Esperanto has official recognition
The main thing about Esperanto is that it has official recognition.

This can be seen at the United Nations "Human Rights Convention" in Geneva this year http://anoia-esperanto.blogspot.com/2008/10/esperanto-candidat-al-nobel-de-la-pau.html (French Version) or http://uk.youtube.com/watch?v=YKsVGBSBG2k (Esperanto Version)

Or at http://video.google.com/videoplay?docid=-8837438938991452670
mankso on December 8th, 2008 06:50 am (UTC)
Esperanto
Re your first criticism:
# They tend to be highly focused on the West and have little to no input from Eastern languages, such as Chinese, Japanese, Arabic, etc.

As far as Esperanto is concerned, the vocabulary was, and is, largely selected on the basis of 'maximum internationality', not to democratically represent various language groups, although there are indeed some (few) words from the languages you mention. And as far as the word-building and syntax are concerned there is sufficient literature available discussing its Europeanness, or lack thereof. And if you already know a Romance language, there seems little point in learning Interlingua.
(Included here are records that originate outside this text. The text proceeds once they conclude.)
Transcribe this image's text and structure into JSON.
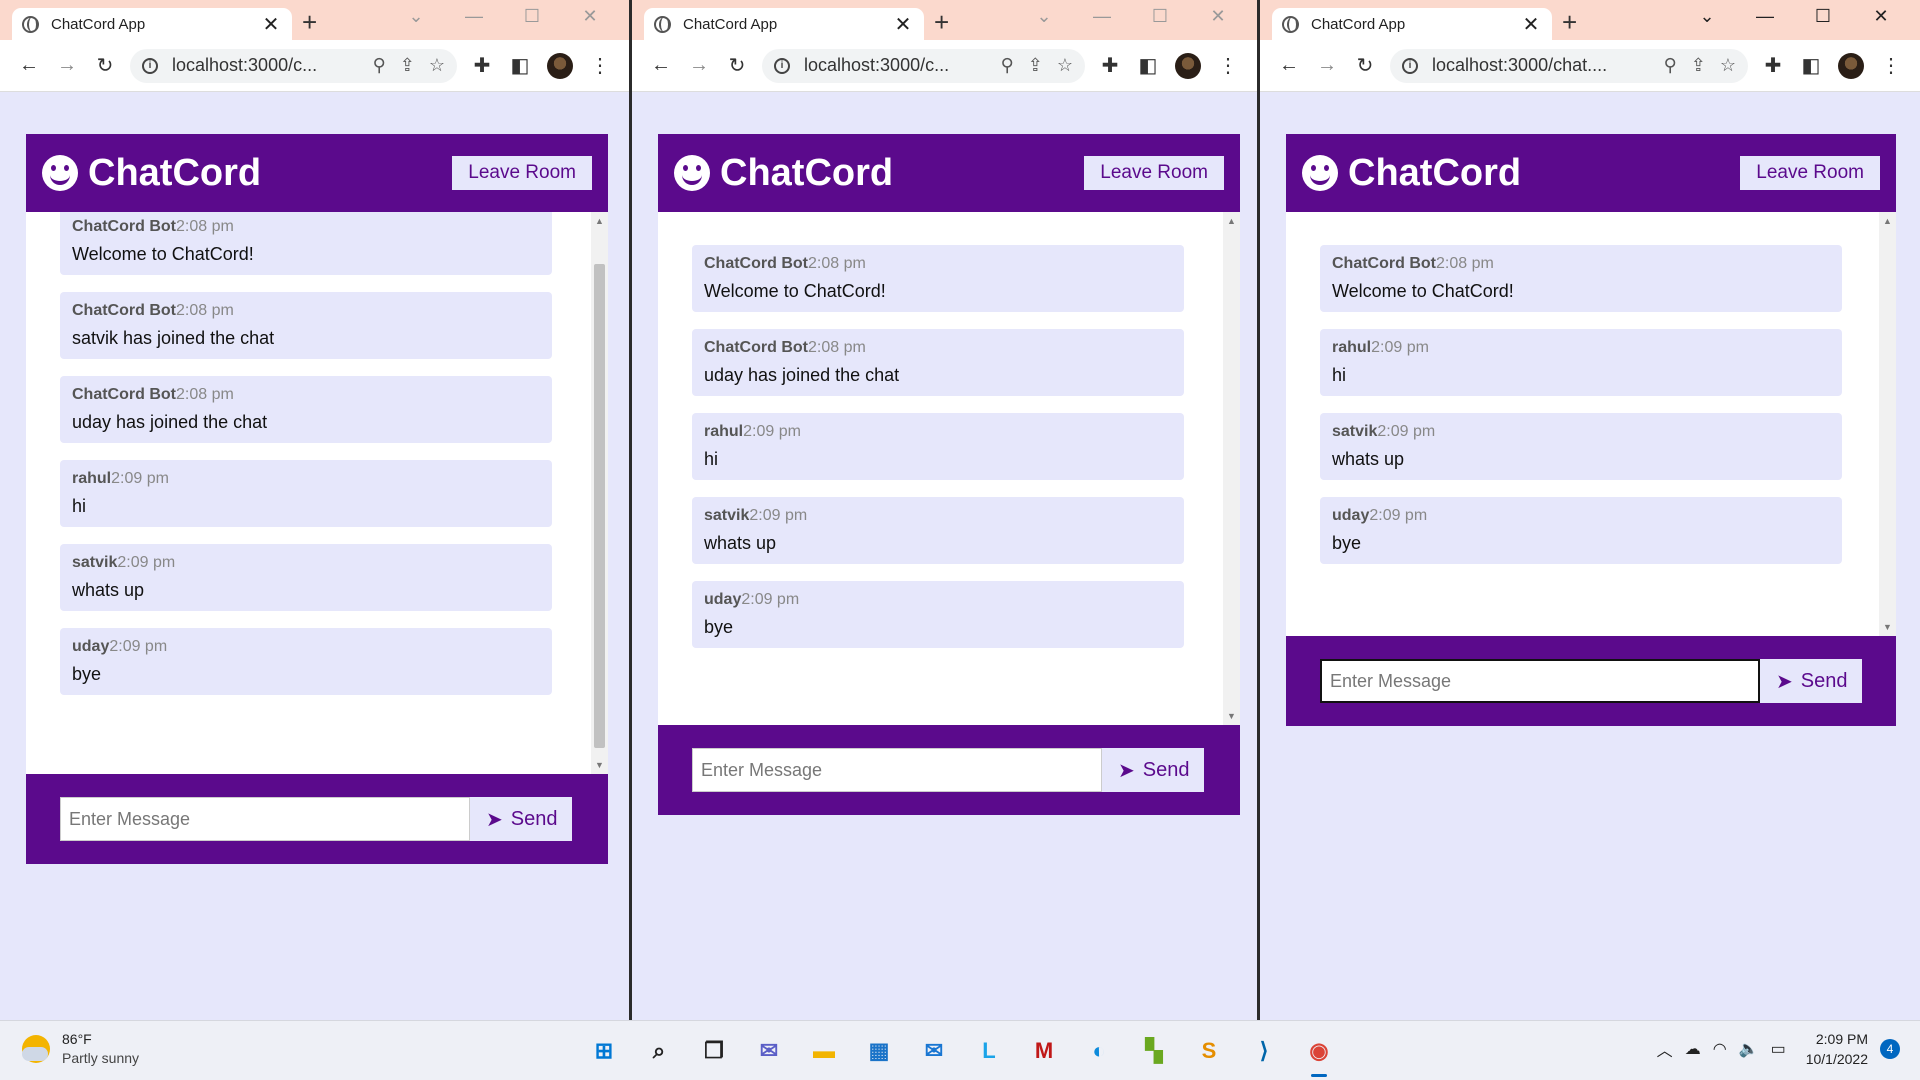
{
  "browser": {
    "tab_title": "ChatCord App",
    "tab_close": "✕",
    "new_tab": "+",
    "windows": [
      {
        "url": "localhost:3000/c..."
      },
      {
        "url": "localhost:3000/c..."
      },
      {
        "url": "localhost:3000/chat...."
      }
    ]
  },
  "app": {
    "brand": "ChatCord",
    "leave_button": "Leave Room",
    "input_placeholder": "Enter Message",
    "send_label": "Send",
    "colors": {
      "primary": "#5b0a8c",
      "light": "#e6e7fb"
    }
  },
  "chats": [
    {
      "messages": [
        {
          "user": "ChatCord Bot",
          "time": "2:08 pm",
          "text": "Welcome to ChatCord!"
        },
        {
          "user": "ChatCord Bot",
          "time": "2:08 pm",
          "text": "satvik has joined the chat"
        },
        {
          "user": "ChatCord Bot",
          "time": "2:08 pm",
          "text": "uday has joined the chat"
        },
        {
          "user": "rahul",
          "time": "2:09 pm",
          "text": "hi"
        },
        {
          "user": "satvik",
          "time": "2:09 pm",
          "text": "whats up"
        },
        {
          "user": "uday",
          "time": "2:09 pm",
          "text": "bye"
        }
      ]
    },
    {
      "messages": [
        {
          "user": "ChatCord Bot",
          "time": "2:08 pm",
          "text": "Welcome to ChatCord!"
        },
        {
          "user": "ChatCord Bot",
          "time": "2:08 pm",
          "text": "uday has joined the chat"
        },
        {
          "user": "rahul",
          "time": "2:09 pm",
          "text": "hi"
        },
        {
          "user": "satvik",
          "time": "2:09 pm",
          "text": "whats up"
        },
        {
          "user": "uday",
          "time": "2:09 pm",
          "text": "bye"
        }
      ]
    },
    {
      "messages": [
        {
          "user": "ChatCord Bot",
          "time": "2:08 pm",
          "text": "Welcome to ChatCord!"
        },
        {
          "user": "rahul",
          "time": "2:09 pm",
          "text": "hi"
        },
        {
          "user": "satvik",
          "time": "2:09 pm",
          "text": "whats up"
        },
        {
          "user": "uday",
          "time": "2:09 pm",
          "text": "bye"
        }
      ]
    }
  ],
  "taskbar": {
    "weather_temp": "86°F",
    "weather_condition": "Partly sunny",
    "time": "2:09 PM",
    "date": "10/1/2022",
    "notification_count": "4",
    "apps": [
      {
        "icon": "windows-start-icon",
        "label": "⊞",
        "color": "#0078d4"
      },
      {
        "icon": "search-icon",
        "label": "⌕",
        "color": "#222222"
      },
      {
        "icon": "task-view-icon",
        "label": "❐",
        "color": "#222222"
      },
      {
        "icon": "teams-chat-icon",
        "label": "✉",
        "color": "#5b5fc7"
      },
      {
        "icon": "file-explorer-icon",
        "label": "▬",
        "color": "#f2b400"
      },
      {
        "icon": "ms-store-icon",
        "label": "▦",
        "color": "#1a73c8"
      },
      {
        "icon": "mail-icon",
        "label": "✉",
        "color": "#1976d2"
      },
      {
        "icon": "l-app-icon",
        "label": "L",
        "color": "#1aa3e8"
      },
      {
        "icon": "mcafee-icon",
        "label": "M",
        "color": "#c01818"
      },
      {
        "icon": "edge-icon",
        "label": "◐",
        "color": "#0c8adb"
      },
      {
        "icon": "colorful-app-icon",
        "label": "▚",
        "color": "#6aa820"
      },
      {
        "icon": "sublime-icon",
        "label": "S",
        "color": "#e58e00"
      },
      {
        "icon": "vscode-icon",
        "label": "⟩",
        "color": "#0065a9"
      },
      {
        "icon": "chrome-icon",
        "label": "◉",
        "color": "#db4437"
      }
    ]
  }
}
Here are the figures for attendance at annual Esperanto congresses:
http://en.wikipedia.org/wiki/World_Esperanto_Congress
Until such time as someone can come up with comparable figures for Ido and/or Interlingua, interest in these IALs can only be considered academic. Interlingua is perhaps easier to passively understand, but Esperanto is easier to actively produce. You seem to prefer naturalistic versus schematic. Also, Esperanto has the Prague Manifesto:
http://lingvo.org
I have never seen anything similar for other IALs. Have you?